__Data for this exercise__:
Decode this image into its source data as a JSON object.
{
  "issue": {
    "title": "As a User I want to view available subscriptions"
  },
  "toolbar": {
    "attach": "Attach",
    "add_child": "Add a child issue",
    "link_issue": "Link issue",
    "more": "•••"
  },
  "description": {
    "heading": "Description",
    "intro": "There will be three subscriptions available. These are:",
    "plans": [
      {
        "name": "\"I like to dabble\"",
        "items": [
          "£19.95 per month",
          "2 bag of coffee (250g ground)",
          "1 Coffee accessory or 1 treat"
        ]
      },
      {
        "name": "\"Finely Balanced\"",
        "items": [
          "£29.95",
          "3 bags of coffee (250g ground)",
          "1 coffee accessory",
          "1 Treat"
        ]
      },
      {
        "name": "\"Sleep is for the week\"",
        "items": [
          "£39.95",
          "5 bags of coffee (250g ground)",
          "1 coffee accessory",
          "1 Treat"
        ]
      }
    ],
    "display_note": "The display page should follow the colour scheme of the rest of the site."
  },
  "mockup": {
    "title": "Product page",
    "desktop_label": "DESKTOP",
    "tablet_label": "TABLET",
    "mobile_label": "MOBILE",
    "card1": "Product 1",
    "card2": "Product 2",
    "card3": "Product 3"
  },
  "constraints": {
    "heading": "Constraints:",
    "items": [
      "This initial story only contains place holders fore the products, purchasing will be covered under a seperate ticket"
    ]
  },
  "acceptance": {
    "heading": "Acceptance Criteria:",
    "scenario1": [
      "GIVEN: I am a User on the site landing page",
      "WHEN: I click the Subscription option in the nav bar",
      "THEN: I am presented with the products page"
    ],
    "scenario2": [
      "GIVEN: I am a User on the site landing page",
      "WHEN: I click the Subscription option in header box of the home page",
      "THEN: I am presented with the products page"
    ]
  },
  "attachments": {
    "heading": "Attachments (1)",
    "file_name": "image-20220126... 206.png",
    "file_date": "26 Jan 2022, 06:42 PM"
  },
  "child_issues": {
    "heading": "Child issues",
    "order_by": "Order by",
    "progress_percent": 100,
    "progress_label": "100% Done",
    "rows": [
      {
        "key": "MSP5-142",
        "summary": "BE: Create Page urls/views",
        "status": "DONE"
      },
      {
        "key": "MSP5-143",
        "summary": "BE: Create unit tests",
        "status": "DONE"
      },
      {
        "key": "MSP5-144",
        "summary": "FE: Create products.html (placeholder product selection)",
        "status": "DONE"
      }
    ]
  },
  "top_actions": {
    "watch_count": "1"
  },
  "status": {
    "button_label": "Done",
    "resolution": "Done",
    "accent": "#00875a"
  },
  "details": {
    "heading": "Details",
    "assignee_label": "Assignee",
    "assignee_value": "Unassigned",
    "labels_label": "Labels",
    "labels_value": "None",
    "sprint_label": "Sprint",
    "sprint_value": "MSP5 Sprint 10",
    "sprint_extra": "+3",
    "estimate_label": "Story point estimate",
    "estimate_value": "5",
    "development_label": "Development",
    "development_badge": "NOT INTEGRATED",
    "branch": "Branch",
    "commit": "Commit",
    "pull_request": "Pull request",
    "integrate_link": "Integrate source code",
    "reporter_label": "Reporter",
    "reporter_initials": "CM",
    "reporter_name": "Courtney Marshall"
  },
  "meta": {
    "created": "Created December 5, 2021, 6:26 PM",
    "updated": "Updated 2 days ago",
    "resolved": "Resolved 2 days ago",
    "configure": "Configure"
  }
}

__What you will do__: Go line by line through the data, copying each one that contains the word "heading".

__Solution for this exercise__:
    "heading": "Description",
    "heading": "Constraints:",
    "heading": "Acceptance Criteria:",
    "heading": "Attachments (1)",
    "heading": "Child issues",
    "heading": "Details",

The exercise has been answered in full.